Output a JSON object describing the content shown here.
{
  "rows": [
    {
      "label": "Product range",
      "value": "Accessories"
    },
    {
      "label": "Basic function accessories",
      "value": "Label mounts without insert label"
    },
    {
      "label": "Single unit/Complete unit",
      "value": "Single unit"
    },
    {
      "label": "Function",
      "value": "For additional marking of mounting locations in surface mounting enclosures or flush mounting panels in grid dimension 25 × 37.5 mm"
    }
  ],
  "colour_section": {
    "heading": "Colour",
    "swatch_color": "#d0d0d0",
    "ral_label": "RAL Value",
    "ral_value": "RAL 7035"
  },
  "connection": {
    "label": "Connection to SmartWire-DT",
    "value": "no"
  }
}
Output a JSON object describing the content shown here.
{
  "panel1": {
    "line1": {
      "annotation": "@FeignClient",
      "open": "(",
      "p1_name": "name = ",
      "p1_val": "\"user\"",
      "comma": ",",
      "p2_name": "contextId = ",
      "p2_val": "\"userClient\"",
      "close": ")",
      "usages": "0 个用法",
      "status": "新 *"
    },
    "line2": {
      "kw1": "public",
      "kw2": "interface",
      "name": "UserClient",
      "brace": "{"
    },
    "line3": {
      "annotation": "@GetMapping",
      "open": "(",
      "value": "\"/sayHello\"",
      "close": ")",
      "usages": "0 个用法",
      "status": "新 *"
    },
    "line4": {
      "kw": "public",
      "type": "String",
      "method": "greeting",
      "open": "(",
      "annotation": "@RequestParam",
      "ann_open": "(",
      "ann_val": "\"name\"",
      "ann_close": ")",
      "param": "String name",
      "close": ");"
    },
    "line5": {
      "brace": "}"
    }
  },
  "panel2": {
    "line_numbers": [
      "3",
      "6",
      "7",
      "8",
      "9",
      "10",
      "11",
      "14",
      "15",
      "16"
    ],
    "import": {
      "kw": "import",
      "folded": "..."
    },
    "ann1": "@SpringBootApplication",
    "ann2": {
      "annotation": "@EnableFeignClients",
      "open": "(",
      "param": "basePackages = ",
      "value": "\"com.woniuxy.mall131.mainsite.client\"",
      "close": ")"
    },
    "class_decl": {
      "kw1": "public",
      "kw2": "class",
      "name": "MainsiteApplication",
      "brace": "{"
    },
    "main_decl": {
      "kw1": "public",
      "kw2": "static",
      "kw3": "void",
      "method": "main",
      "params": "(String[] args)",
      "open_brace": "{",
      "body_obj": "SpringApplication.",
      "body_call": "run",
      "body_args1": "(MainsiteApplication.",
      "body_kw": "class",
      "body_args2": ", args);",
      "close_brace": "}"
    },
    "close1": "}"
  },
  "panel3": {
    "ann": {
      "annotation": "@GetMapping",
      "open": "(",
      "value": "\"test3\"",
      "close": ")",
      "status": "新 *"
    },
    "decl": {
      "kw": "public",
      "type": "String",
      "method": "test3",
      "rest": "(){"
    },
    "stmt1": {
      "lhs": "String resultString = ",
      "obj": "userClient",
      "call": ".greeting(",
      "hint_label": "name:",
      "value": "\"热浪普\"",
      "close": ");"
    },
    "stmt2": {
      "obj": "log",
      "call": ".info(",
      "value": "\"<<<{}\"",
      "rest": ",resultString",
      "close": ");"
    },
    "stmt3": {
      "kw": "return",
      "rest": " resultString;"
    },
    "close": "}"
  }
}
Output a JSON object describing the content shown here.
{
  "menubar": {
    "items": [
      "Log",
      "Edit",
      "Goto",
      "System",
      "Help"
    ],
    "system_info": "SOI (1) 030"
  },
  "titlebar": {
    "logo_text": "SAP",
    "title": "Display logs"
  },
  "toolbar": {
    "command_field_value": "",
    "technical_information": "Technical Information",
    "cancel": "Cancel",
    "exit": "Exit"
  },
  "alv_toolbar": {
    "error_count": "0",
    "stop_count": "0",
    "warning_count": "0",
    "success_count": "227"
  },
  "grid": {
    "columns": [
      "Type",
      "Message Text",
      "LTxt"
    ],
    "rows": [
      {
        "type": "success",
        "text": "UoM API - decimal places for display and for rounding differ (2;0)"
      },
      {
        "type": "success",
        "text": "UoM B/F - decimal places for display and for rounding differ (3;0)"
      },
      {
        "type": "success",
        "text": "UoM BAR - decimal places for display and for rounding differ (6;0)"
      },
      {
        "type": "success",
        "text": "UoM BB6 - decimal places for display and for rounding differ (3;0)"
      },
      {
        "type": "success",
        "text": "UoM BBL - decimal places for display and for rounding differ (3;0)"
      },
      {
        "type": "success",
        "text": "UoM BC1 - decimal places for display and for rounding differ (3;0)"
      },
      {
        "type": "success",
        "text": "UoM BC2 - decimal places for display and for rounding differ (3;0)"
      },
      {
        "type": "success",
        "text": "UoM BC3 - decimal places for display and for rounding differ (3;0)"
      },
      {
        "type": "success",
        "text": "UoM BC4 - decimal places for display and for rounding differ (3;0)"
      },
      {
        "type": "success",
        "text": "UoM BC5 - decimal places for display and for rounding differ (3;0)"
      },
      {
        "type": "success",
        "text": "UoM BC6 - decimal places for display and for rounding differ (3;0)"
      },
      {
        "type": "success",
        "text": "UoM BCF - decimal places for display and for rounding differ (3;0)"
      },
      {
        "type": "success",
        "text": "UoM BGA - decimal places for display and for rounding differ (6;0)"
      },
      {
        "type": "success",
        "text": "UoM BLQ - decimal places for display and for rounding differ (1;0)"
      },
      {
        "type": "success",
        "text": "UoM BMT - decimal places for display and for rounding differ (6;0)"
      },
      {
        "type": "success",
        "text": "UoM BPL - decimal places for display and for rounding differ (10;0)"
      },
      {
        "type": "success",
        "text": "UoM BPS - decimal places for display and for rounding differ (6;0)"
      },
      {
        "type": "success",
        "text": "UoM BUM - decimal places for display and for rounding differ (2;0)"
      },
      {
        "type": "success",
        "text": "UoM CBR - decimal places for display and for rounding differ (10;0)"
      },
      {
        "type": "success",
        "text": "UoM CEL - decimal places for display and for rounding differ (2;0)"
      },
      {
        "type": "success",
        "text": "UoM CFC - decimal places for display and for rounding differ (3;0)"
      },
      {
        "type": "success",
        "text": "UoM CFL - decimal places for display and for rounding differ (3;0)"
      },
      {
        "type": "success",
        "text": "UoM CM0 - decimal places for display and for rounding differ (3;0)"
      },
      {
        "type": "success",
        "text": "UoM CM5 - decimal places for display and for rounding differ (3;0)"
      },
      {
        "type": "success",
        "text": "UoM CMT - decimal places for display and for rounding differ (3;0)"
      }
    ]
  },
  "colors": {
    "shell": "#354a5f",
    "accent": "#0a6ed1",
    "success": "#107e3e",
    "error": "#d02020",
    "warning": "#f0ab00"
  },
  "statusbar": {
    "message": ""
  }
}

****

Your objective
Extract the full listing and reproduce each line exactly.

Exercise solution
Output a JSON object describing the content shown here.
{
  "rows": [
    {
      "label": "Product range",
      "value": "Accessories"
    },
    {
      "label": "Basic function accessories",
      "value": "Label mounts without insert label"
    },
    {
      "label": "Single unit/Complete unit",
      "value": "Single unit"
    },
    {
      "label": "Function",
      "value": "For additional marking of mounting locations in surface mounting enclosures or flush mounting panels in grid dimension 25 × 37.5 mm"
    }
  ],
  "colour_section": {
    "heading": "Colour",
    "swatch_color": "#d0d0d0",
    "ral_label": "RAL Value",
    "ral_value": "RAL 7035"
  },
  "connection": {
    "label": "Connection to SmartWire-DT",
    "value": "no"
  }
}
Output a JSON object describing the content shown here.
{
  "panel1": {
    "line1": {
      "annotation": "@FeignClient",
      "open": "(",
      "p1_name": "name = ",
      "p1_val": "\"user\"",
      "comma": ",",
      "p2_name": "contextId = ",
      "p2_val": "\"userClient\"",
      "close": ")",
      "usages": "0 个用法",
      "status": "新 *"
    },
    "line2": {
      "kw1": "public",
      "kw2": "interface",
      "name": "UserClient",
      "brace": "{"
    },
    "line3": {
      "annotation": "@GetMapping",
      "open": "(",
      "value": "\"/sayHello\"",
      "close": ")",
      "usages": "0 个用法",
      "status": "新 *"
    },
    "line4": {
      "kw": "public",
      "type": "String",
      "method": "greeting",
      "open": "(",
      "annotation": "@RequestParam",
      "ann_open": "(",
      "ann_val": "\"name\"",
      "ann_close": ")",
      "param": "String name",
      "close": ");"
    },
    "line5": {
      "brace": "}"
    }
  },
  "panel2": {
    "line_numbers": [
      "3",
      "6",
      "7",
      "8",
      "9",
      "10",
      "11",
      "14",
      "15",
      "16"
    ],
    "import": {
      "kw": "import",
      "folded": "..."
    },
    "ann1": "@SpringBootApplication",
    "ann2": {
      "annotation": "@EnableFeignClients",
      "open": "(",
      "param": "basePackages = ",
      "value": "\"com.woniuxy.mall131.mainsite.client\"",
      "close": ")"
    },
    "class_decl": {
      "kw1": "public",
      "kw2": "class",
      "name": "MainsiteApplication",
      "brace": "{"
    },
    "main_decl": {
      "kw1": "public",
      "kw2": "static",
      "kw3": "void",
      "method": "main",
      "params": "(String[] args)",
      "open_brace": "{",
      "body_obj": "SpringApplication.",
      "body_call": "run",
      "body_args1": "(MainsiteApplication.",
      "body_kw": "class",
      "body_args2": ", args);",
      "close_brace": "}"
    },
    "close1": "}"
  },
  "panel3": {
    "ann": {
      "annotation": "@GetMapping",
      "open": "(",
      "value": "\"test3\"",
      "close": ")",
      "status": "新 *"
    },
    "decl": {
      "kw": "public",
      "type": "String",
      "method": "test3",
      "rest": "(){"
    },
    "stmt1": {
      "lhs": "String resultString = ",
      "obj": "userClient",
      "call": ".greeting(",
      "hint_label": "name:",
      "value": "\"热浪普\"",
      "close": ");"
    },
    "stmt2": {
      "obj": "log",
      "call": ".info(",
      "value": "\"<<<{}\"",
      "rest": ",resultString",
      "close": ");"
    },
    "stmt3": {
      "kw": "return",
      "rest": " resultString;"
    },
    "close": "}"
  }
}
Output a JSON object describing the content shown here.
{
  "menubar": {
    "items": [
      "Log",
      "Edit",
      "Goto",
      "System",
      "Help"
    ],
    "system_info": "SOI (1) 030"
  },
  "titlebar": {
    "logo_text": "SAP",
    "title": "Display logs"
  },
  "toolbar": {
    "command_field_value": "",
    "technical_information": "Technical Information",
    "cancel": "Cancel",
    "exit": "Exit"
  },
  "alv_toolbar": {
    "error_count": "0",
    "stop_count": "0",
    "warning_count": "0",
    "success_count": "227"
  },
  "grid": {
    "columns": [
      "Type",
      "Message Text",
      "LTxt"
    ],
    "rows": [
      {
        "type": "success",
        "text": "UoM API - decimal places for display and for rounding differ (2;0)"
      },
      {
        "type": "success",
        "text": "UoM B/F - decimal places for display and for rounding differ (3;0)"
      },
      {
        "type": "success",
        "text": "UoM BAR - decimal places for display and for rounding differ (6;0)"
      },
      {
        "type": "success",
        "text": "UoM BB6 - decimal places for display and for rounding differ (3;0)"
      },
      {
        "type": "success",
        "text": "UoM BBL - decimal places for display and for rounding differ (3;0)"
      },
      {
        "type": "success",
        "text": "UoM BC1 - decimal places for display and for rounding differ (3;0)"
      },
      {
        "type": "success",
        "text": "UoM BC2 - decimal places for display and for rounding differ (3;0)"
      },
      {
        "type": "success",
        "text": "UoM BC3 - decimal places for display and for rounding differ (3;0)"
      },
      {
        "type": "success",
        "text": "UoM BC4 - decimal places for display and for rounding differ (3;0)"
      },
      {
        "type": "success",
        "text": "UoM BC5 - decimal places for display and for rounding differ (3;0)"
      },
      {
        "type": "success",
        "text": "UoM BC6 - decimal places for display and for rounding differ (3;0)"
      },
      {
        "type": "success",
        "text": "UoM BCF - decimal places for display and for rounding differ (3;0)"
      },
      {
        "type": "success",
        "text": "UoM BGA - decimal places for display and for rounding differ (6;0)"
      },
      {
        "type": "success",
        "text": "UoM BLQ - decimal places for display and for rounding differ (1;0)"
      },
      {
        "type": "success",
        "text": "UoM BMT - decimal places for display and for rounding differ (6;0)"
      },
      {
        "type": "success",
        "text": "UoM BPL - decimal places for display and for rounding differ (10;0)"
      },
      {
        "type": "success",
        "text": "UoM BPS - decimal places for display and for rounding differ (6;0)"
      },
      {
        "type": "success",
        "text": "UoM BUM - decimal places for display and for rounding differ (2;0)"
      },
      {
        "type": "success",
        "text": "UoM CBR - decimal places for display and for rounding differ (10;0)"
      },
      {
        "type": "success",
        "text": "UoM CEL - decimal places for display and for rounding differ (2;0)"
      },
      {
        "type": "success",
        "text": "UoM CFC - decimal places for display and for rounding differ (3;0)"
      },
      {
        "type": "success",
        "text": "UoM CFL - decimal places for display and for rounding differ (3;0)"
      },
      {
        "type": "success",
        "text": "UoM CM0 - decimal places for display and for rounding differ (3;0)"
      },
      {
        "type": "success",
        "text": "UoM CM5 - decimal places for display and for rounding differ (3;0)"
      },
      {
        "type": "success",
        "text": "UoM CMT - decimal places for display and for rounding differ (3;0)"
      }
    ]
  },
  "colors": {
    "shell": "#354a5f",
    "accent": "#0a6ed1",
    "success": "#107e3e",
    "error": "#d02020",
    "warning": "#f0ab00"
  },
  "statusbar": {
    "message": ""
  }
}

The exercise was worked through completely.